This production, originally developed for the Salzburg Festival, was recorded at La Scala in March 2007. At its center, of course, is Nadja Michael in the title role. Salome has become this soprano's signature role, and there's a competing Opus Arte DVD of her performing it, this time from London's Royal Opera House. I haven't seen that production, but it is on two DVDs and therefore is significantly more expensive than the present one. That might be all some readers need to know.
Michael's biggest assets here are visual. She's young, attractive, athletic, a good actress, and a good dancer too. She does her own Dance of the Seven Veils, and does it well – for once, Herod's cries of "Herrlich!" do not seem misplaced. Director Luc Bondy encourages her to go off the deep end during the final scene, which more than hints at necrophilia, so easily offended viewers should consider themselves warned. In earlier scenes, there's a sense of innocence, albeit innocence gone wrong, but by the end of the opera, we know that this innocence has dissipated. One might argue that Herod's decision to kill Salome is as much to punish her for becoming a woman as it is a reaction to her antics with Jochanaan's head. Vocally, though, she's not a heavy-hitter in the tradition of great Salomes such as Birgit Nilsson, Hildegard Behrens, and Gwyneth Jones. She projects over the orchestra well, but the voice lacks heft and remains brightly monochromatic, except when she actually is distorting it for expressive effect. She also wobbles, although not to an alarming degree. The result is a performance that is dramatically satisfying, but somewhat less so vocally.
The rest of the cast sings well, although not memorably, and has to cope with the mix-and-match whims of Bondy and Susanne Raschig's costume design.

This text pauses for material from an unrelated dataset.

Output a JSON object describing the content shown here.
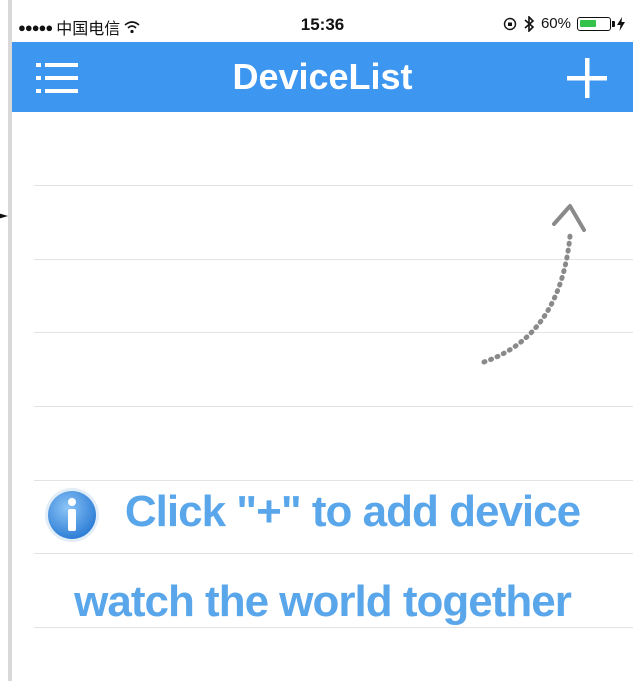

Falk Struckmann is a sonorous, intense Jochanaan, but it doesn't help that he's been costumed to look like a caveman. Herodes is sung with less vocal caricature than one often hears in this role, although Peter Bronder has been given punky orange hair. Iris Vermilion's stentorian Herodias seems to have been inspired by Gloria Swanson. Narraboth is more traditionally garbed, but Herodias' Page has a Bride of Frankenstein streak of white running through his/her hair. One of the smaller roles seems to have been costumed in the style of Oscar Wilde himself. The set design suggests the past century, perhaps in some tottering, corrupt state. Of Herodes' wealth there is not a trace, until he pulls out his jewels in his vain attempt to dissuade Salome from claiming her gory prize. The cistern in which Jochanaan is imprisoned is more like a bunker, and a narrow trench irregularly bisects the stage; I kept waiting for one of the singers to fall in. The staging is fairly traditional, although before and after Salome's dance, the opera seems to be in danger of turning into a family drama for the royal couple and their spoiled daughter – "Bringing Up Father" Judean style?
Daniel Harding's conducting is responsive, colorful, and detailed, although he misses the sweep that one ideally wants in this score. Even more than usual, this Salome is an orchestral tone poem with voices.
The sound is fine, and so are the picture and videography, generally. We occasionally are allowed to watch the action as if we were in Jochanaan's cistern, however, which is ineffective, and not even particularly sensible, once he has been killed.
This is not a bad performance of Salome, but it doesn't quite come together, and if one doesn't want a Wagnerian voice in the title role, older versions by Maria Ewing, Teresa Stratas, and Catherine Malfitano are to be preferred.
Copyright © 2009, Raymond Tuttle